One in eight women will be diagnosed with breast cancer in their lifetime according to the National Library of Medicine. Though the risk of developing tumors in the breast is associated with hormone or radiation exposure, alcohol use and other environmental toxicities, genes appear to play a significant role in a third of cases. Mutations in the BRCA1 and BRCA2 genes have been associated with hereditary breast and ovarian cancer. According to the National Cancer Institute, these genes also put men at risk of breast cancer. However, other genes are also potential hereditary components of cancer, and not every BRCA-mutant carrier will develop cancer. A woman’s typical lifetime risk of breast cancer, according to Massachusetts General Hospital, is 13 percent, but a woman with a BRCA mutation could have a risk as high as 80 percent.
Genetic testing for BRCA mutations has been available since the 1990s. Women with a family history of breast cancer can receive genetic counseling and testing to determine their risk of developing the tumors. A positive genetic test could be followed with more screening, such as more frequent mammograms (though this could also increase risk and should be discussed with a doctor), or some with a more severe family history may opt for preventative mastectomy (breast tissue removal). According to investigators at Mass General in 2009, most women are not aware that a genetic test, and options, is available to them if they have a family history of aggressive cancers.
Various types of genetic tests are available for breast cancer – most tests evaluate the DNA to determine whether a mutation is present in the BRCA1 or BRCA2 genes, another test looks at the proteins encoded by these genes to determine whether they are normal. But all these tests focus on BRCA – the involvement of other genes is overlooked. Testing a family member with cancer is the best way to determine whether the hereditary tumors are caused by BRCA and whether testing will determine one’s true risk, as BRCA mutations are responsible for only about 5 percent of breast cancers according to the MayoClinic. The tests require a blood sample that can easily be taken at a doctor’s office. The sample is then sent to a laboratory for the particular test being requested.
In June 2011, the U.S. Food and Drug Administration approved a different kind of genetic test for breast cancer, one that can determine the response of the tumor to treatment. Her2-positive breast cancers are more aggressive and respond better to herceptin treatment. The test can determine whether the tumor will respond to such treatment, as well as help in the prognosis and support of the patient by knowing whether the tumor is Her2-positive.
If you have a family history of breast cancer and are concerned about your risk, your doctor can guide you to a genetic testing facility.

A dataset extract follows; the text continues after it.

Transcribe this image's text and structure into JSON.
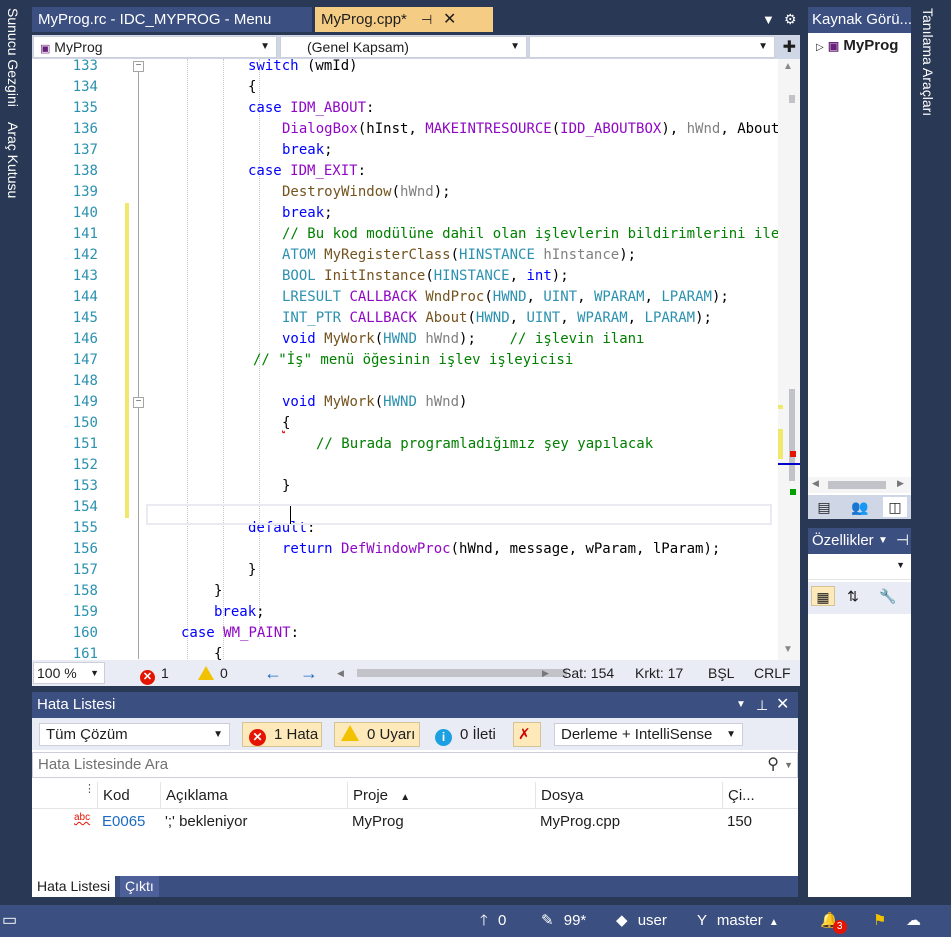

The cost associated with the test varies by testing company and may be a consideration. You will also want to discuss with your doctor the options you would consider should the test come back unfavorably. If you are tested, results are generally available 2 to 4 weeks after the blood sample is taken. Be sure to discuss any concerns you may have with your doctor.